More from Lake Show Life

Each of us, who have ever loved a sport, have our own version of Kobe. The key distinguishing factor is, they have not been tragically taken from us, far too soon. Our real-life hero “girl-dad” didn’t have a happily ever after, even though once upon a time he scored 81 points against the Raptors and 60 points during his final NBA game.

I was looking forward to Kobe’s Hall of Fame induction. I was wanting to see who would be doing the presenting (MJ)? I was ready to hear a great speech from Kobe because you and I both know it would have been meaningful and full of life lessons. I have been hoping he had something prepared and it would serve as a last seed of inspiration for all of us.

Kobe Generation, much like the legends of Rome’s favorite gladiators are still talked about today, Kobe will be remembered long after our generation has perished. A statue in his honor, I’m sure, will be erected.

We will visit it just as we visit the Colosseum in Rome, statues of David in Florence and Michael Jordan in Chicago.

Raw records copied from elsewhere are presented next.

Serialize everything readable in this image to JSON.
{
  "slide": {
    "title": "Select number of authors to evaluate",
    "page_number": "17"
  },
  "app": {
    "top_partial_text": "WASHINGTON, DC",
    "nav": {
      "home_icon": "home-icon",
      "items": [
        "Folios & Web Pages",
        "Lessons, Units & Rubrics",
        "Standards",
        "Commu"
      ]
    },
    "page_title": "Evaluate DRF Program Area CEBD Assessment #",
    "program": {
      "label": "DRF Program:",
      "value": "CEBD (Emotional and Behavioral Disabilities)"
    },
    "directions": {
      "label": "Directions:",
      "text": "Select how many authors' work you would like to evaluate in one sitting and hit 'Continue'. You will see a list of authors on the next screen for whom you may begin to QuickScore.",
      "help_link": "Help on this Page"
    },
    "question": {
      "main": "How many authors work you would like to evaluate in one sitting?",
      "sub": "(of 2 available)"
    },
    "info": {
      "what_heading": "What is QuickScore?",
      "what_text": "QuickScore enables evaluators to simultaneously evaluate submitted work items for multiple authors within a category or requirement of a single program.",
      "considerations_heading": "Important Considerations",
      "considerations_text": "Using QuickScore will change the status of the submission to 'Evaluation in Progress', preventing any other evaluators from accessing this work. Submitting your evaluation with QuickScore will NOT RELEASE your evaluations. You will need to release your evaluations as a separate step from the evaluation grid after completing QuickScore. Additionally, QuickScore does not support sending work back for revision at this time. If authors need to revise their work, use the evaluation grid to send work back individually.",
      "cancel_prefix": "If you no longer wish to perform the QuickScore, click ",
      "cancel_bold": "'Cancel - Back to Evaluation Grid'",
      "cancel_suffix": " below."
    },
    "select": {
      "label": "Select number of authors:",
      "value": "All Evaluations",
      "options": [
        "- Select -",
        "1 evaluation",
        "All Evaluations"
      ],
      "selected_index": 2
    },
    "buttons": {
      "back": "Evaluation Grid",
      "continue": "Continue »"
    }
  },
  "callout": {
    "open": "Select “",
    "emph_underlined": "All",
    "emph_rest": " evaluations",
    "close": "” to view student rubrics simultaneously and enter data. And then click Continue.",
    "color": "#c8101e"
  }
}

Kobe will be an immortal legend long after we are gone and generations after us have their new heroes. Kobe’s longevity will be apparent because his 41 year moment here on earth was spent making all the right calculated “mamba” moves required to do so.

I’m sorry for our loss, but we must carry on and remember this: we were alive to witness and learn from the phenomenon that was Kobe Bryant.

Next. Kobe Bryant's Best Game Against Every NBA Team. dark

With the sincerest of sympathies,

Adriana Rubio